# AIM OF THE TASK
Please write the listing below out again exactly, leaving every picture behind.

# DATA IN THIS EXERCISE
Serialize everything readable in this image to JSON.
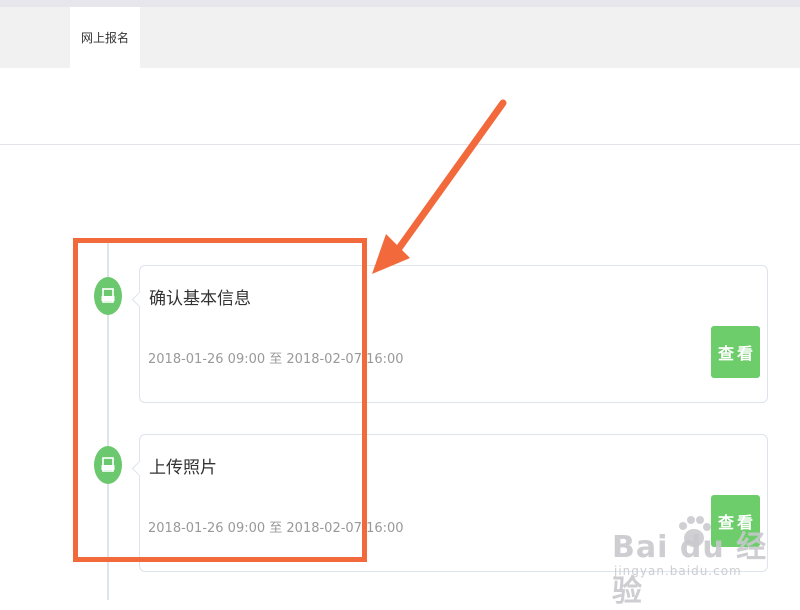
{
  "tabs": [
    {
      "label": "网上报名",
      "active": true
    }
  ],
  "timeline": [
    {
      "title": "确认基本信息",
      "time": "2018-01-26 09:00 至 2018-02-07 16:00",
      "button_label": "查看"
    },
    {
      "title": "上传照片",
      "time": "2018-01-26 09:00 至 2018-02-07 16:00",
      "button_label": "查看"
    }
  ],
  "watermark": {
    "main": "Bai du 经验",
    "sub": "jingyan.baidu.com"
  },
  "colors": {
    "accent_green": "#6ccd6a",
    "annotation_orange": "#f26a3c",
    "border": "#dde4ec"
  },
  "icons": {
    "node": "document-icon",
    "watermark": "paw-icon"
  }
}
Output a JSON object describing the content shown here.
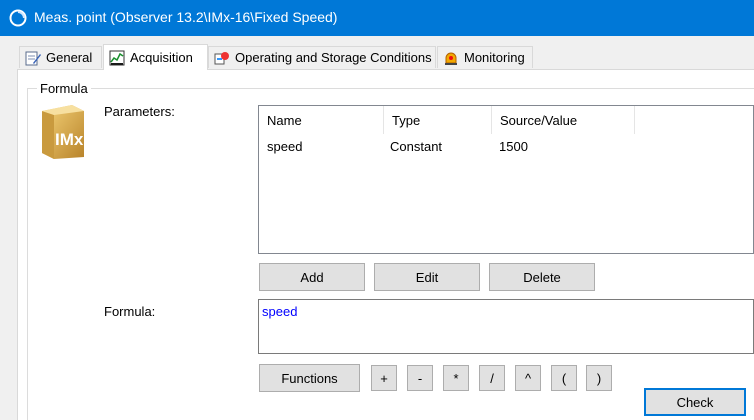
{
  "window": {
    "title": "Meas. point (Observer 13.2\\IMx-16\\Fixed Speed)"
  },
  "tabs": [
    {
      "label": "General",
      "icon": "document-edit-icon",
      "active": false
    },
    {
      "label": "Acquisition",
      "icon": "chart-acquisition-icon",
      "active": true
    },
    {
      "label": "Operating and Storage Conditions",
      "icon": "conditions-icon",
      "active": false
    },
    {
      "label": "Monitoring",
      "icon": "alarm-light-icon",
      "active": false
    }
  ],
  "group": {
    "label": "Formula",
    "logo_text": "IMx"
  },
  "parameters": {
    "label": "Parameters:",
    "columns": [
      "Name",
      "Type",
      "Source/Value"
    ],
    "rows": [
      [
        "speed",
        "Constant",
        "1500"
      ]
    ],
    "buttons": {
      "add": "Add",
      "edit": "Edit",
      "delete": "Delete"
    }
  },
  "formula": {
    "label": "Formula:",
    "value": "speed"
  },
  "operators": {
    "functions": "Functions",
    "plus": "+",
    "minus": "-",
    "multiply": "*",
    "divide": "/",
    "power": "^",
    "open_paren": "(",
    "close_paren": ")"
  },
  "check_button": "Check",
  "colors": {
    "titlebar": "#0078d7",
    "formula_text": "#0000ff",
    "accent": "#0078d7"
  }
}
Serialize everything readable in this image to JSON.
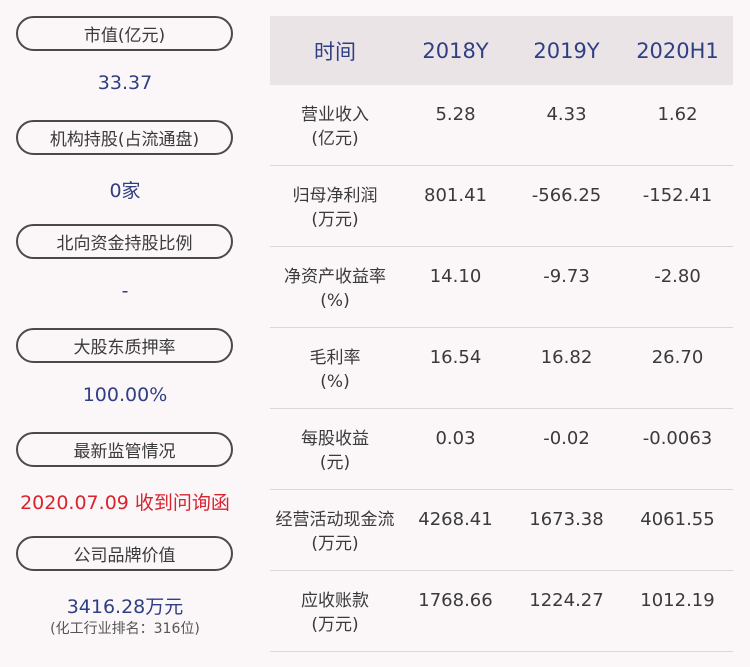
{
  "left": {
    "items": [
      {
        "label": "市值(亿元)",
        "value": "33.37"
      },
      {
        "label": "机构持股(占流通盘)",
        "value": "0家"
      },
      {
        "label": "北向资金持股比例",
        "value": "-"
      },
      {
        "label": "大股东质押率",
        "value": "100.00%"
      },
      {
        "label": "最新监管情况",
        "value": "2020.07.09 收到问询函"
      },
      {
        "label": "公司品牌价值",
        "value": "3416.28万元",
        "sub": "(化工行业排名：316位)"
      }
    ]
  },
  "table": {
    "header": [
      "时间",
      "2018Y",
      "2019Y",
      "2020H1"
    ],
    "rows": [
      {
        "name": "营业收入",
        "unit": "(亿元)",
        "values": [
          "5.28",
          "4.33",
          "1.62"
        ]
      },
      {
        "name": "归母净利润",
        "unit": "(万元)",
        "values": [
          "801.41",
          "-566.25",
          "-152.41"
        ]
      },
      {
        "name": "净资产收益率",
        "unit": "(%)",
        "values": [
          "14.10",
          "-9.73",
          "-2.80"
        ]
      },
      {
        "name": "毛利率",
        "unit": "(%)",
        "values": [
          "16.54",
          "16.82",
          "26.70"
        ]
      },
      {
        "name": "每股收益",
        "unit": "(元)",
        "values": [
          "0.03",
          "-0.02",
          "-0.0063"
        ]
      },
      {
        "name": "经营活动现金流",
        "unit": "(万元)",
        "values": [
          "4268.41",
          "1673.38",
          "4061.55"
        ]
      },
      {
        "name": "应收账款",
        "unit": "(万元)",
        "values": [
          "1768.66",
          "1224.27",
          "1012.19"
        ]
      }
    ]
  },
  "colors": {
    "background": "#fbf6f8",
    "value_blue": "#2f3f83",
    "alert_red": "#d8242f",
    "header_bg": "#ebe4e7"
  }
}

# PROBLEM SOLUTION
Serialize everything readable in this image to JSON.
{
  "tabs": [
    {
      "label": "网上报名",
      "active": true
    }
  ],
  "timeline": [
    {
      "title": "确认基本信息",
      "time": "2018-01-26 09:00 至 2018-02-07 16:00",
      "button_label": "查看"
    },
    {
      "title": "上传照片",
      "time": "2018-01-26 09:00 至 2018-02-07 16:00",
      "button_label": "查看"
    }
  ],
  "watermark": {
    "main": "Bai du 经验",
    "sub": "jingyan.baidu.com"
  },
  "colors": {
    "accent_green": "#6ccd6a",
    "annotation_orange": "#f26a3c",
    "border": "#dde4ec"
  },
  "icons": {
    "node": "document-icon",
    "watermark": "paw-icon"
  }
}
Output a JSON object describing the content shown here.
{
  "window": {
    "title": "Meas. point (Observer 13.2\\IMx-16\\Fixed Speed)"
  },
  "tabs": [
    {
      "label": "General",
      "icon": "document-edit-icon",
      "active": false
    },
    {
      "label": "Acquisition",
      "icon": "chart-acquisition-icon",
      "active": true
    },
    {
      "label": "Operating and Storage Conditions",
      "icon": "conditions-icon",
      "active": false
    },
    {
      "label": "Monitoring",
      "icon": "alarm-light-icon",
      "active": false
    }
  ],
  "group": {
    "label": "Formula",
    "logo_text": "IMx"
  },
  "parameters": {
    "label": "Parameters:",
    "columns": [
      "Name",
      "Type",
      "Source/Value"
    ],
    "rows": [
      [
        "speed",
        "Constant",
        "1500"
      ]
    ],
    "buttons": {
      "add": "Add",
      "edit": "Edit",
      "delete": "Delete"
    }
  },
  "formula": {
    "label": "Formula:",
    "value": "speed"
  },
  "operators": {
    "functions": "Functions",
    "plus": "+",
    "minus": "-",
    "multiply": "*",
    "divide": "/",
    "power": "^",
    "open_paren": "(",
    "close_paren": ")"
  },
  "check_button": "Check",
  "colors": {
    "titlebar": "#0078d7",
    "formula_text": "#0000ff",
    "accent": "#0078d7"
  }
}
Serialize everything readable in this image to JSON.
{
  "left": {
    "items": [
      {
        "label": "市值(亿元)",
        "value": "33.37"
      },
      {
        "label": "机构持股(占流通盘)",
        "value": "0家"
      },
      {
        "label": "北向资金持股比例",
        "value": "-"
      },
      {
        "label": "大股东质押率",
        "value": "100.00%"
      },
      {
        "label": "最新监管情况",
        "value": "2020.07.09 收到问询函"
      },
      {
        "label": "公司品牌价值",
        "value": "3416.28万元",
        "sub": "(化工行业排名：316位)"
      }
    ]
  },
  "table": {
    "header": [
      "时间",
      "2018Y",
      "2019Y",
      "2020H1"
    ],
    "rows": [
      {
        "name": "营业收入",
        "unit": "(亿元)",
        "values": [
          "5.28",
          "4.33",
          "1.62"
        ]
      },
      {
        "name": "归母净利润",
        "unit": "(万元)",
        "values": [
          "801.41",
          "-566.25",
          "-152.41"
        ]
      },
      {
        "name": "净资产收益率",
        "unit": "(%)",
        "values": [
          "14.10",
          "-9.73",
          "-2.80"
        ]
      },
      {
        "name": "毛利率",
        "unit": "(%)",
        "values": [
          "16.54",
          "16.82",
          "26.70"
        ]
      },
      {
        "name": "每股收益",
        "unit": "(元)",
        "values": [
          "0.03",
          "-0.02",
          "-0.0063"
        ]
      },
      {
        "name": "经营活动现金流",
        "unit": "(万元)",
        "values": [
          "4268.41",
          "1673.38",
          "4061.55"
        ]
      },
      {
        "name": "应收账款",
        "unit": "(万元)",
        "values": [
          "1768.66",
          "1224.27",
          "1012.19"
        ]
      }
    ]
  },
  "colors": {
    "background": "#fbf6f8",
    "value_blue": "#2f3f83",
    "alert_red": "#d8242f",
    "header_bg": "#ebe4e7"
  }
}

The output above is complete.